Instead of removing books from her classroom, the high school English teacher decided to direct them to the Brooklyn Public Library’s website with butcher paper and a message that reads “Books the state doesn’t want you to read” and a QR code cover.
Boismier said she wasn’t sure if owning a copy of the best-selling children’s book Captain Underpants could be obnoxious. The book was banned in places
“As an English teacher and someone who loves to read, I can now tell you that there is no way I will waste a single second trying to figure out which stories will offend which person, when, on which day,” Boismier said. “I have more important things to do.”
Her decision sparked a parental complaint and unleashed a firestorm of national controversy. Some Oklahoma Republican lawmakers have called for her teaching license to be investigated or revoked. State Secretary of Education Ryan Walters accused her of allowing “access to prohibited and pornographic material,” even though she didn’t grant access to a specific book, only a library.
Boismier later retired from teaching and has since accepted a position at the Brooklyn Public Library. She insists she has not broken any laws and plans to keep her teaching license in Oklahoma, saying Oklahoma leaders have not started the process of revoking her.
Boismier also said that when he looked at the question of prohibition or censorship from a historical perspective, there was always some sort of attempt to prohibit or censor what people have access to.
“None of what’s happening is new, but what’s new is the use of the internet and social media to spread information, to spread disinformation, to spread misinformation,” Boismier said. “These book bans and censorship efforts at least seem more organized than in the past.”
She also said the country appears to be in a moment of increasing “social upheaval” and with it “elevated social anxiety”.
Instead of a person objecting to a book, some politicians cite legislation that would seek to censor or ban, she said. Groups calling themselves “grassroots” are really anything but, Boismier said.
“We can see using the moral panic of the book ban as a kind of catalyst to play out those tensions of the pandemic and then everything else,” Boismier said.
Oklahoma Secretary of Education Walters insists state officials haven’t banned books, but that they have banned “pornography” and “indoctrination” in certain ways.

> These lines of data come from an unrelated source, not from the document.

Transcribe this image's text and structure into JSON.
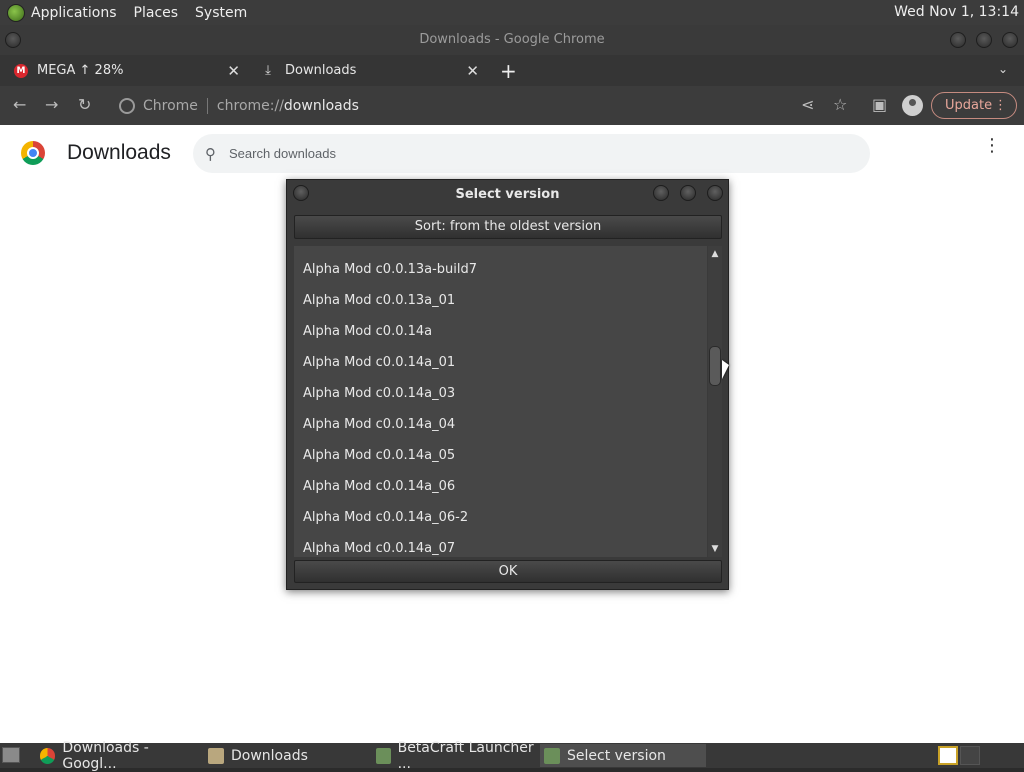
{
  "top_panel": {
    "menus": [
      "Applications",
      "Places",
      "System"
    ],
    "clock": "Wed Nov 1, 13:14"
  },
  "chrome": {
    "window_title": "Downloads - Google Chrome",
    "tabs": [
      {
        "label": "MEGA ↑ 28%",
        "icon": "mega-icon"
      },
      {
        "label": "Downloads",
        "icon": "download-icon"
      }
    ],
    "toolbar": {
      "chip": "Chrome",
      "url_scheme": "chrome://",
      "url_host": "downloads",
      "update_label": "Update"
    }
  },
  "downloads_page": {
    "title": "Downloads",
    "search_placeholder": "Search downloads"
  },
  "dialog": {
    "title": "Select version",
    "sort_label": "Sort: from the oldest version",
    "items": [
      "Alpha Mod c0.0.13a-build7",
      "Alpha Mod c0.0.13a_01",
      "Alpha Mod c0.0.14a",
      "Alpha Mod c0.0.14a_01",
      "Alpha Mod c0.0.14a_03",
      "Alpha Mod c0.0.14a_04",
      "Alpha Mod c0.0.14a_05",
      "Alpha Mod c0.0.14a_06",
      "Alpha Mod c0.0.14a_06-2",
      "Alpha Mod c0.0.14a_07"
    ],
    "ok_label": "OK"
  },
  "taskbar": {
    "tasks": [
      {
        "label": "Downloads - Googl...",
        "icon": "chrome-icon"
      },
      {
        "label": "Downloads",
        "icon": "folder-icon"
      },
      {
        "label": "BetaCraft Launcher ...",
        "icon": "betacraft-icon"
      },
      {
        "label": "Select version",
        "icon": "betacraft-icon"
      }
    ]
  }
}
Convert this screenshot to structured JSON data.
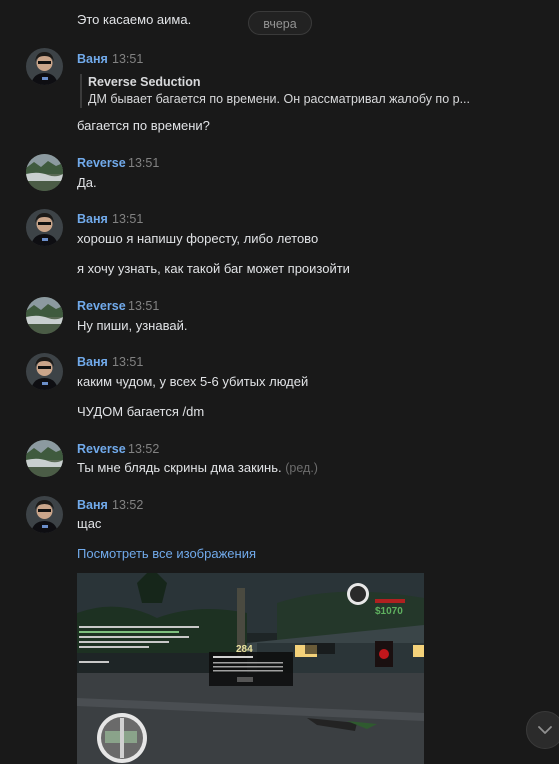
{
  "top": {
    "partial_text": "Это касаемо аима.",
    "date_separator": "вчера"
  },
  "messages": [
    {
      "author": "Ваня",
      "time": "13:51",
      "quote": {
        "author": "Reverse Seduction",
        "text": "ДМ бывает багается по времени. Он рассматривал жалобу по р..."
      },
      "lines": [
        "багается по времени?"
      ]
    },
    {
      "author": "Reverse",
      "time": "13:51",
      "lines": [
        "Да."
      ]
    },
    {
      "author": "Ваня",
      "time": "13:51",
      "lines": [
        "хорошо я напишу форесту, либо летово",
        "я хочу узнать, как такой баг может произойти"
      ]
    },
    {
      "author": "Reverse",
      "time": "13:51",
      "lines": [
        "Ну пиши, узнавай."
      ]
    },
    {
      "author": "Ваня",
      "time": "13:51",
      "lines": [
        "каким чудом, у всех 5-6 убитых людей",
        "ЧУДОМ багается /dm"
      ]
    },
    {
      "author": "Reverse",
      "time": "13:52",
      "lines": [
        "Ты мне блядь скрины дма закинь."
      ],
      "edited": "(ред.)"
    },
    {
      "author": "Ваня",
      "time": "13:52",
      "lines": [
        "щас"
      ]
    }
  ],
  "attachments": {
    "view_all_link": "Посмотреть все изображения",
    "game_money": "$1070",
    "game_counter": "284"
  },
  "colors": {
    "background": "#191919",
    "author_link": "#71aaeb",
    "text": "#e1e3e6",
    "muted": "#828282"
  },
  "icons": {
    "scroll_down": "chevron-down-icon",
    "avatar_vanya": "user-avatar",
    "avatar_reverse": "landscape-avatar"
  }
}
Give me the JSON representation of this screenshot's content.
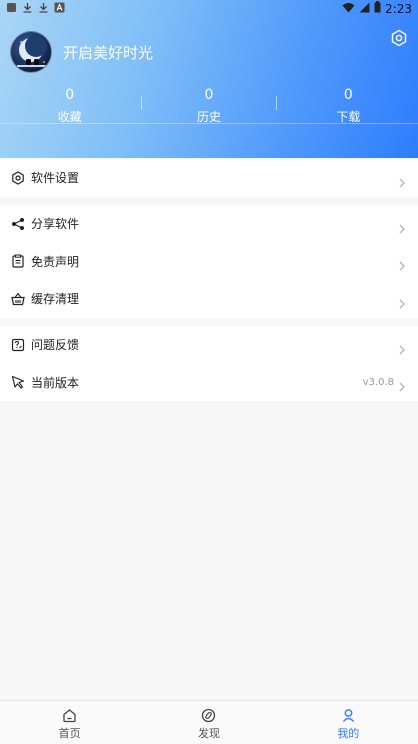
{
  "status_bar": {
    "time": "2:23",
    "left_icons": [
      "app-notification-icon",
      "download-icon",
      "download-icon",
      "a-letter-icon"
    ],
    "right_icons": [
      "wifi-icon",
      "signal-icon",
      "battery-icon"
    ]
  },
  "profile": {
    "nickname": "开启美好时光",
    "settings_icon": "settings-gear-icon"
  },
  "stats": [
    {
      "count": "0",
      "label": "收藏"
    },
    {
      "count": "0",
      "label": "历史"
    },
    {
      "count": "0",
      "label": "下载"
    }
  ],
  "menu": {
    "software_settings": "软件设置",
    "share_software": "分享软件",
    "disclaimer": "免责声明",
    "cache_clean": "缓存清理",
    "feedback": "问题反馈",
    "current_version": "当前版本",
    "version_value": "v3.0.8"
  },
  "tabbar": {
    "home": "首页",
    "discover": "发现",
    "mine": "我的",
    "active": "mine"
  },
  "colors": {
    "accent": "#2f7dfd",
    "header_start": "#a9d6f6",
    "header_end": "#2f7dfd"
  }
}
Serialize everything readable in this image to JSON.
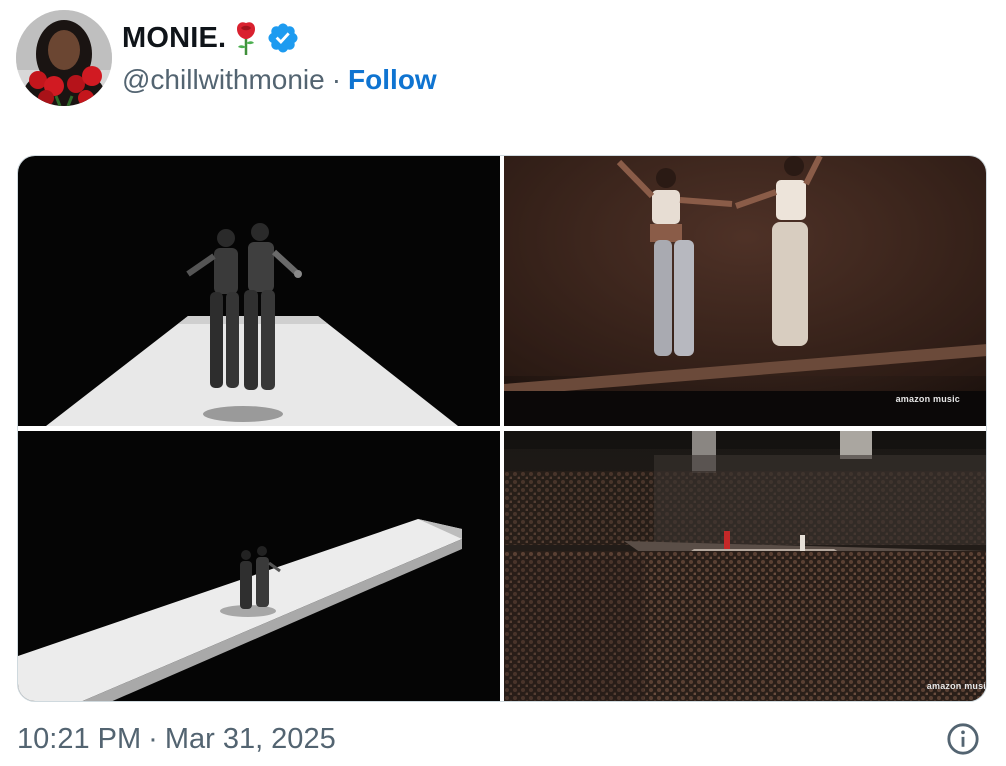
{
  "tweet": {
    "author": {
      "display_name": "MONIE.",
      "name_emoji": "🌹",
      "verified": true,
      "handle": "@chillwithmonie",
      "separator": "·",
      "follow_label": "Follow"
    },
    "media": [
      {
        "kind": "photo",
        "subject": "two dancers on white runway, black and white"
      },
      {
        "kind": "photo",
        "subject": "two performers holding hands on stage",
        "watermark": "amazon music"
      },
      {
        "kind": "photo",
        "subject": "two dancers on long white runway from above"
      },
      {
        "kind": "photo",
        "subject": "concert arena crowd with stage",
        "watermark": "amazon musi"
      }
    ],
    "time": "10:21 PM",
    "time_separator": "·",
    "date": "Mar 31, 2025"
  },
  "colors": {
    "link_blue": "#0f74d1",
    "verified_blue": "#1d9bf0",
    "secondary_text": "#536471"
  },
  "icons": {
    "verified": "verified-badge-icon",
    "info": "info-circle-icon",
    "rose": "rose-emoji"
  }
}
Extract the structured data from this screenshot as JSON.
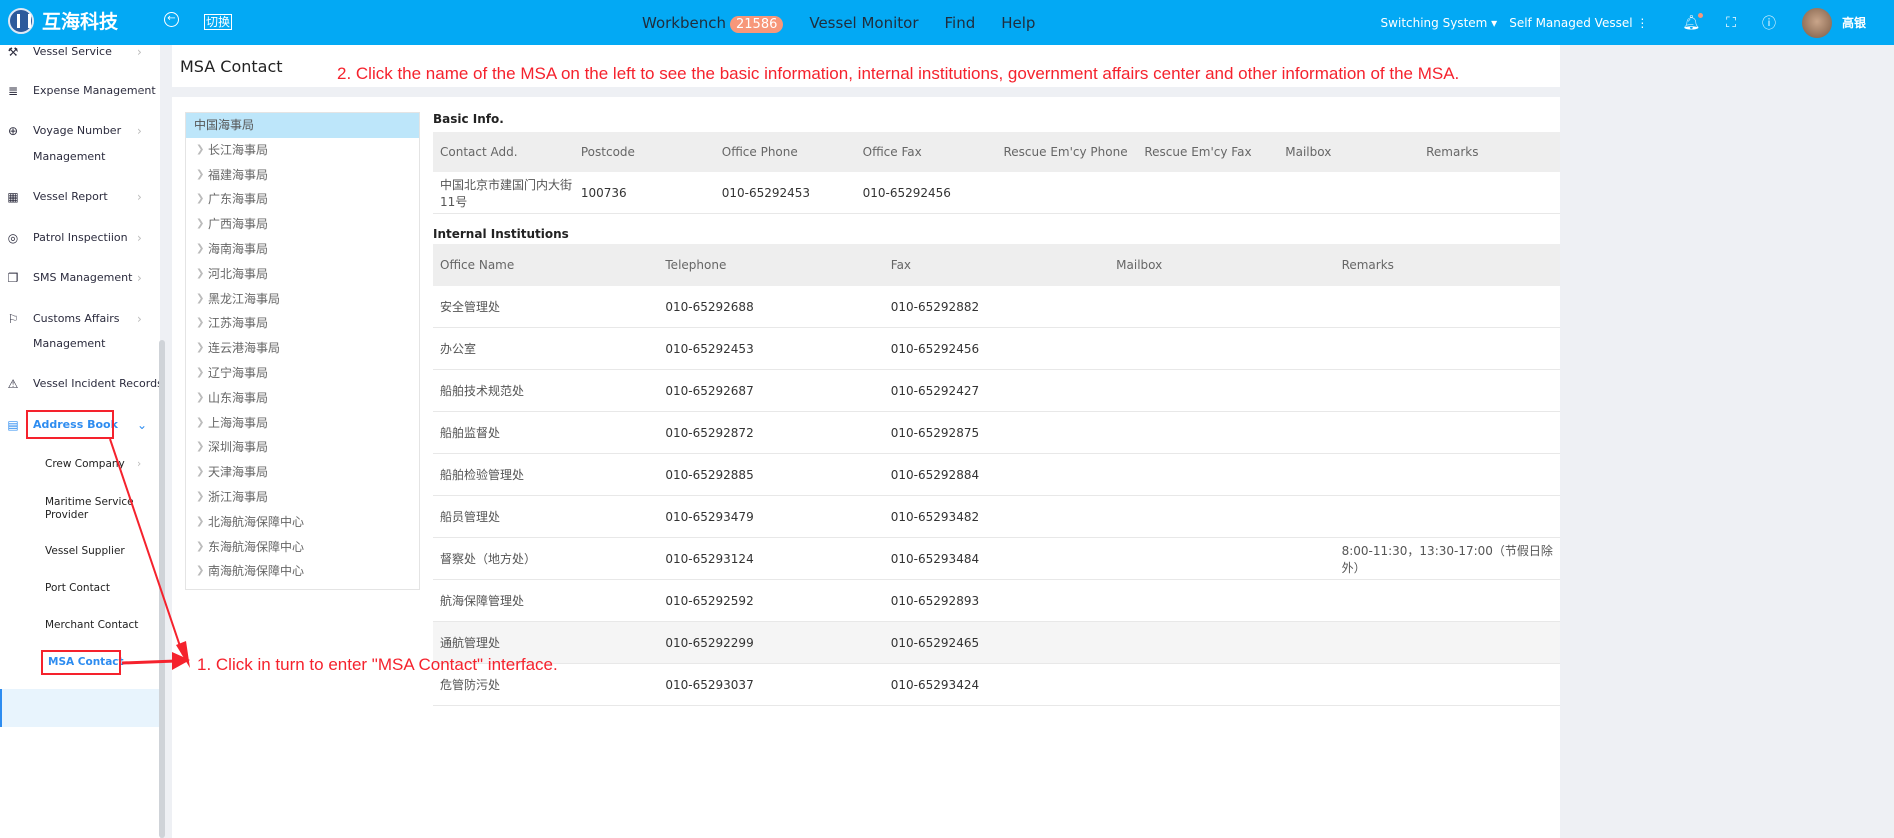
{
  "header": {
    "logo_text": "互海科技",
    "switch_label": "切换",
    "nav": [
      {
        "label": "Workbench",
        "badge": "21586"
      },
      {
        "label": "Vessel Monitor"
      },
      {
        "label": "Find"
      },
      {
        "label": "Help"
      }
    ],
    "switching_system": "Switching System",
    "self_managed": "Self Managed Vessel",
    "user": "高银",
    "brand_color": "#03a9f4",
    "badge_color": "#f7977a"
  },
  "sidebar": {
    "items": [
      {
        "label": "Vessel Service",
        "icon": "paint-roller-icon"
      },
      {
        "label": "Expense Management",
        "icon": "database-icon"
      },
      {
        "label": "Voyage Number",
        "label2": "Management",
        "icon": "globe-icon"
      },
      {
        "label": "Vessel Report",
        "icon": "calendar-icon"
      },
      {
        "label": "Patrol Inspectiion",
        "icon": "check-circle-icon"
      },
      {
        "label": "SMS Management",
        "icon": "documents-icon"
      },
      {
        "label": "Customs Affairs",
        "label2": "Management",
        "icon": "signpost-icon"
      },
      {
        "label": "Vessel Incident Records",
        "icon": "warning-icon"
      },
      {
        "label": "Address Book",
        "icon": "server-icon",
        "expanded": true
      }
    ],
    "sub_items": [
      {
        "label": "Crew Company"
      },
      {
        "label": "Maritime Service Provider"
      },
      {
        "label": "Vessel Supplier"
      },
      {
        "label": "Port Contact"
      },
      {
        "label": "Merchant Contact"
      },
      {
        "label": "MSA Contact",
        "active": true
      }
    ]
  },
  "page": {
    "title": "MSA Contact"
  },
  "annotations": {
    "step1": "1. Click in turn to enter \"MSA Contact\" interface.",
    "step2": "2. Click the name of the MSA on the left to see the basic information, internal institutions, government affairs center and other information of the MSA.",
    "color": "#f5222d"
  },
  "tree": [
    "中国海事局",
    "长江海事局",
    "福建海事局",
    "广东海事局",
    "广西海事局",
    "海南海事局",
    "河北海事局",
    "黑龙江海事局",
    "江苏海事局",
    "连云港海事局",
    "辽宁海事局",
    "山东海事局",
    "上海海事局",
    "深圳海事局",
    "天津海事局",
    "浙江海事局",
    "北海航海保障中心",
    "东海航海保障中心",
    "南海航海保障中心"
  ],
  "basic": {
    "title": "Basic Info.",
    "columns": [
      "Contact Add.",
      "Postcode",
      "Office Phone",
      "Office Fax",
      "Rescue Em'cy Phone",
      "Rescue Em'cy Fax",
      "Mailbox",
      "Remarks"
    ],
    "row": [
      "中国北京市建国门内大街11号",
      "100736",
      "010-65292453",
      "010-65292456",
      "",
      "",
      "",
      ""
    ]
  },
  "internal": {
    "title": "Internal Institutions",
    "columns": [
      "Office Name",
      "Telephone",
      "Fax",
      "Mailbox",
      "Remarks"
    ],
    "rows": [
      [
        "安全管理处",
        "010-65292688",
        "010-65292882",
        "",
        ""
      ],
      [
        "办公室",
        "010-65292453",
        "010-65292456",
        "",
        ""
      ],
      [
        "船舶技术规范处",
        "010-65292687",
        "010-65292427",
        "",
        ""
      ],
      [
        "船舶监督处",
        "010-65292872",
        "010-65292875",
        "",
        ""
      ],
      [
        "船舶检验管理处",
        "010-65292885",
        "010-65292884",
        "",
        ""
      ],
      [
        "船员管理处",
        "010-65293479",
        "010-65293482",
        "",
        ""
      ],
      [
        "督察处（地方处）",
        "010-65293124",
        "010-65293484",
        "",
        "8:00-11:30，13:30-17:00（节假日除外）"
      ],
      [
        "航海保障管理处",
        "010-65292592",
        "010-65292893",
        "",
        ""
      ],
      [
        "通航管理处",
        "010-65292299",
        "010-65292465",
        "",
        ""
      ],
      [
        "危管防污处",
        "010-65293037",
        "010-65293424",
        "",
        ""
      ]
    ]
  }
}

“The radical elements of the Democratic Party who have been spreading lies about banning these books,” Walters said. “You’ve dismissed ridiculous classics and said you don’t know now if you could teach that in class. And it has caused teachers to worry about something that really isn’t true.”
Walters said he’s “cried out” some books like Flamer and Gender Queer, but only because it deals with the graphic representation of sex.
He said libraries in Oklahoma should have good literature, but it must be age-appropriate, and he said he often hears from constituents about what kind of sexual content is being taught to children in young classes.
Walters said that when he traveled across the state, his parents gave him books or showed him snippets of what was in them.
“It’s just wild to think that these are in some elementary schools,” he said.
Walters credits parents with “sounding the alarm” on the matter and said they have become more aware of what their children were reading during the pandemic.
“I think it’s a great thing that there is so much more involvement in their children’s learning and curriculum because, again, I don’t think anyone knows better for children than their parents,” he said.
Janelle Stecklein reports on the Oklahoma Statehouse for CNHI’s newspapers and websites. Reach them at [email protected]